Saving money is a nice perk, but I definitely wouldn’t force a child who is not ready in the name of saving money. My thinking is that lots of people don’t even have potty training on their radar when their child is only two (I know I didn’t). Ever since disposable diapers became the standard, the age for potty training has gone up. Kids used to be potty trained earlier and in other countries they still are. I don’t think a child who isn’t potty trained at two is abnormal (in fact, compared to their peers they are probably more normal). If I hadn’t had a friend who potty trained her daughter early, I wouldn’t have even thought to see if my daughter was ready. My idea behind this post was to get people to consider trying early potty training. Thank you for bringing out another side.
Emily @ Simple Cheap Mom says
We tried potty training early when our daughter seemed interested, around 20 months. She ended up being traumatised by seeing the poop leaving her body and refused to give it another shot until she was 2 and a half. We still need a diaper at night and she’s almost three. I definitely agree that early potty training is great, simple and cheap, but it doesn’t always go as planned.

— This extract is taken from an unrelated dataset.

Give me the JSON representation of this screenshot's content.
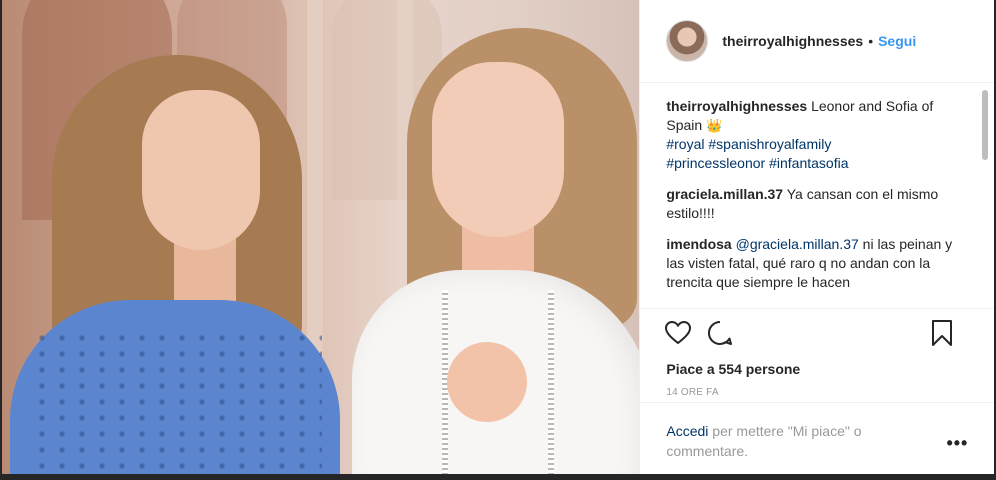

I’m happy that we tried it and I’m so excited to be done with diapers!
I love looking at those estimates for the cost to raise kids because the numbers are so high! Makes me feel like we’re doing a really great job!
Sarah @ little bus on the prairie says
That happened to my son, too! He was terribly confused when he looked in the toilet and saw something ELSE in there. We’re still working on it 🙂
Poor girl! Potty training doesn’t always go as planned. That’s great that you gave it a try when she seemed interested. You never know until you try!
Mrs SSC says
I totally agree with you on this one! Plus – who wants to deal with diapers any longer than necessary? For the most part my son was potty trained by about 2 1/2, except for a minor regression because some of the other boys in his class were still in diapers so he thought big boys were supposed to wear diapers. My baby girl is 18 months now, and is definitely on her way to being potty trained…
We have those build in seats also, and they are awesome! My parents even bought one for their house for when we visit!
That’s awesome that Grandpa and Grandma’s house has a built-in kids potty seat too!